Equity refers to an ownership stake in a company. Equity financing means investors funnel money into a start-up in exchange for a portion of the company's shares which entitles them to future profit shares and (partial) control over the company.

Equity financing means an investor puts money into a start-up in exchange for a portion of the company’s shares. This means the investor becomes a part owner of the business. Equity investment varies in amount, depending on the entrepreneur’s needs. It includes everything from relatively small (less than RWF 47m or $50k injections of capital from family members or angel investors, to large deals financed by private equity firms that can amount to millions of dollars. Prior to making an investment, equity investors go through a detailed screening process, commonly referred to as due diligence. At this stage, they look at the potential of a start-up to grow into a highly profitable business.

Most equity investors understand that the majority of start-ups fail; therefore, they look for growth potential rather than steady cash flows. Equity investors like to back tech start-ups because of their ability to scale with relatively low capital requirements compared to traditional brick and mortar businesses. In order to receive equity investment, entrepreneurs will typically need to have an extensive business plan, with strong financial models showing growth projections, competitor analysis, proposed approach to marketing, and more.
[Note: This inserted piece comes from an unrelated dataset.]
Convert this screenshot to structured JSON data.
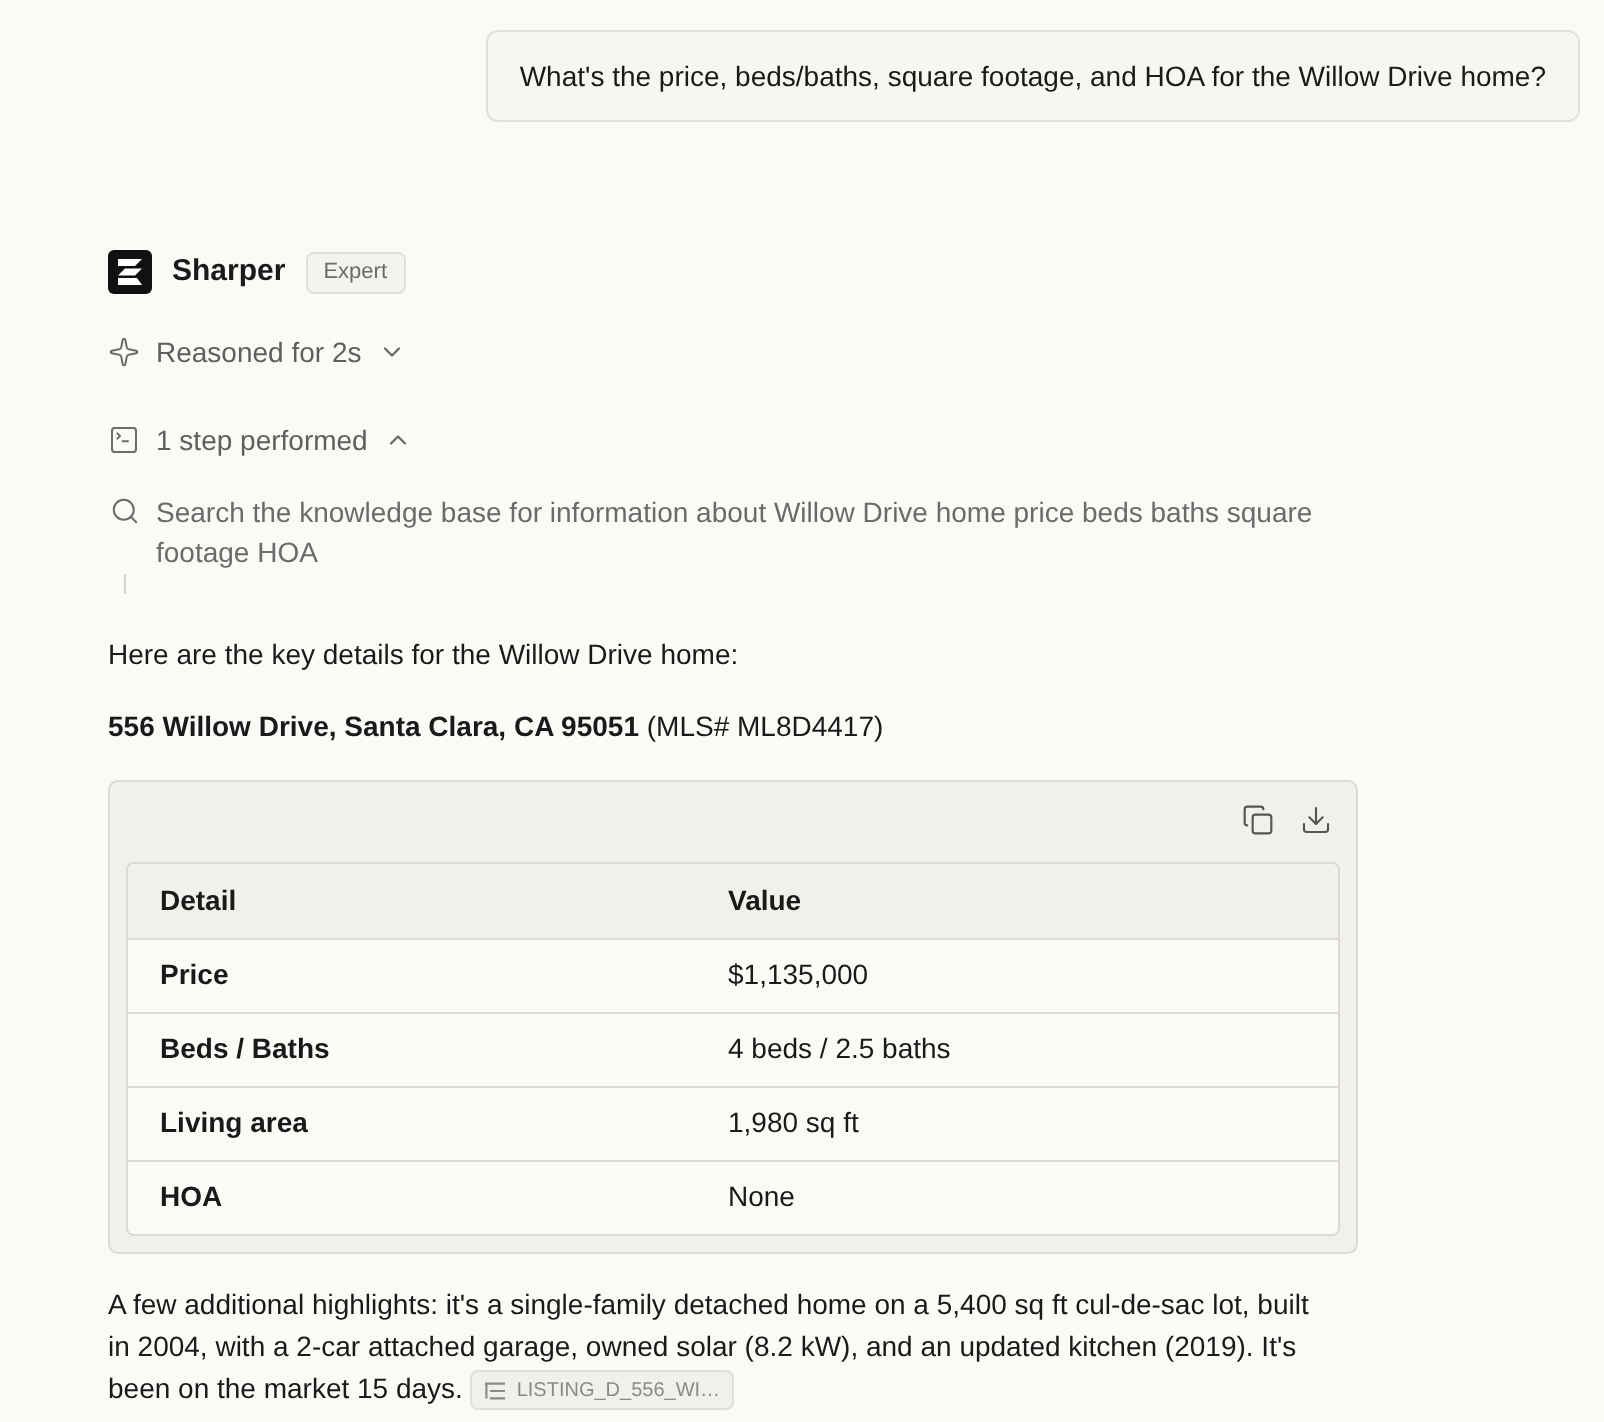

Equity is the riskiest type of financing for investors, as the funders stand to lose their entire investment should a company fail. 

  1. No interest payments to pay back

  2. Investors have incentive to be as helpful as possible: mentorship, advice, connections

  1. Sometimes misaligned time horizons: start-ups building for the long term, while investors want to exit quickly

  2. Control mechanisms can mean entrepreneurs are less in charge of their business